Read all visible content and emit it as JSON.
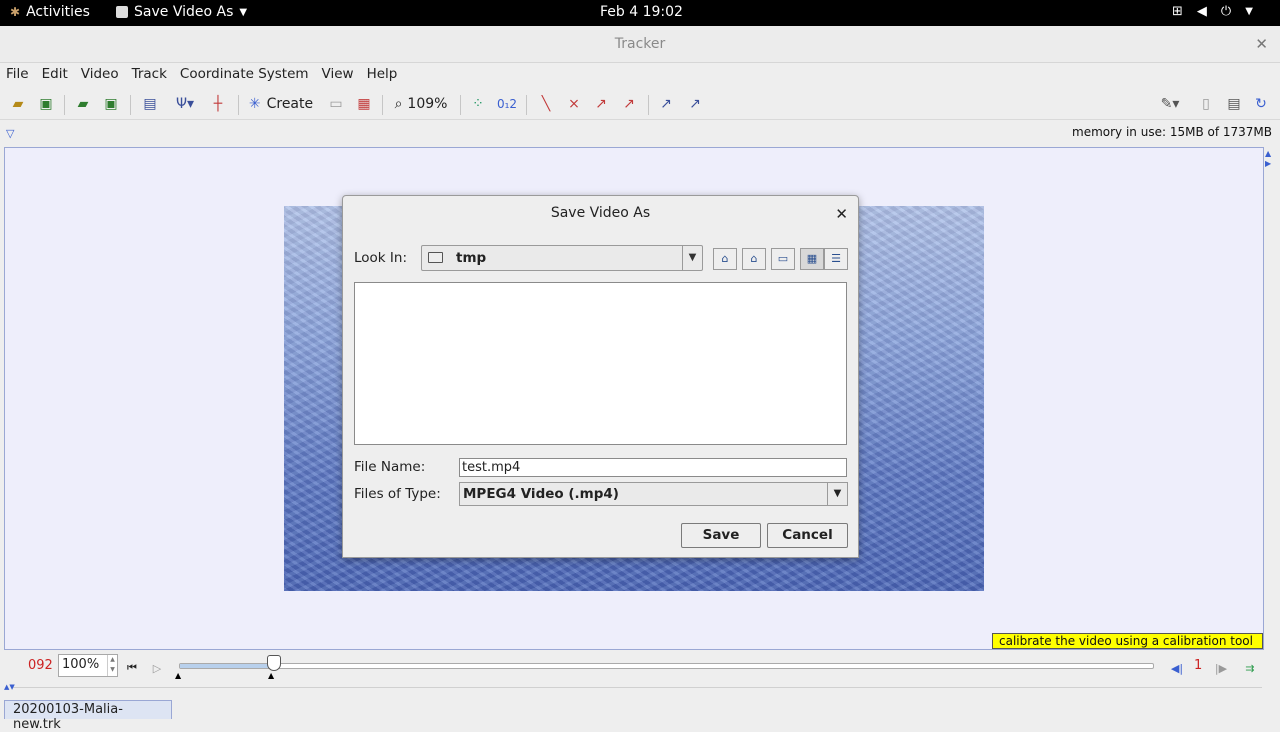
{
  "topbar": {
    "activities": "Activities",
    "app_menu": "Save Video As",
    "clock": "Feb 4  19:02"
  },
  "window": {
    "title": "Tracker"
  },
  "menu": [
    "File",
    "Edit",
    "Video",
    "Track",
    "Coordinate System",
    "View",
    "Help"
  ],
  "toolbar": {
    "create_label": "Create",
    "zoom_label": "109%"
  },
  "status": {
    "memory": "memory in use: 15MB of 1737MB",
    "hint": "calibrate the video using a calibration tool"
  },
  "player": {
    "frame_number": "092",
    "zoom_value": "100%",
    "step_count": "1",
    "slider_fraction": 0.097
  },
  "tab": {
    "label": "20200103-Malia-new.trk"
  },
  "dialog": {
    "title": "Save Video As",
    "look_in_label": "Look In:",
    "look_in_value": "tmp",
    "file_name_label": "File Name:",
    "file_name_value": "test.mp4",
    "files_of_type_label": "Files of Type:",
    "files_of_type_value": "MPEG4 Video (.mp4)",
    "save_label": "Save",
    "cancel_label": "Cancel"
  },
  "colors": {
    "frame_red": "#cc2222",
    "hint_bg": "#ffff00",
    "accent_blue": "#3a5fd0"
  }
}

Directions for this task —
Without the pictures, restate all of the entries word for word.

Answer section —
Read all visible content and emit it as JSON.
{
  "topbar": {
    "activities": "Activities",
    "app_menu": "Save Video As",
    "clock": "Feb 4  19:02"
  },
  "window": {
    "title": "Tracker"
  },
  "menu": [
    "File",
    "Edit",
    "Video",
    "Track",
    "Coordinate System",
    "View",
    "Help"
  ],
  "toolbar": {
    "create_label": "Create",
    "zoom_label": "109%"
  },
  "status": {
    "memory": "memory in use: 15MB of 1737MB",
    "hint": "calibrate the video using a calibration tool"
  },
  "player": {
    "frame_number": "092",
    "zoom_value": "100%",
    "step_count": "1",
    "slider_fraction": 0.097
  },
  "tab": {
    "label": "20200103-Malia-new.trk"
  },
  "dialog": {
    "title": "Save Video As",
    "look_in_label": "Look In:",
    "look_in_value": "tmp",
    "file_name_label": "File Name:",
    "file_name_value": "test.mp4",
    "files_of_type_label": "Files of Type:",
    "files_of_type_value": "MPEG4 Video (.mp4)",
    "save_label": "Save",
    "cancel_label": "Cancel"
  },
  "colors": {
    "frame_red": "#cc2222",
    "hint_bg": "#ffff00",
    "accent_blue": "#3a5fd0"
  }
}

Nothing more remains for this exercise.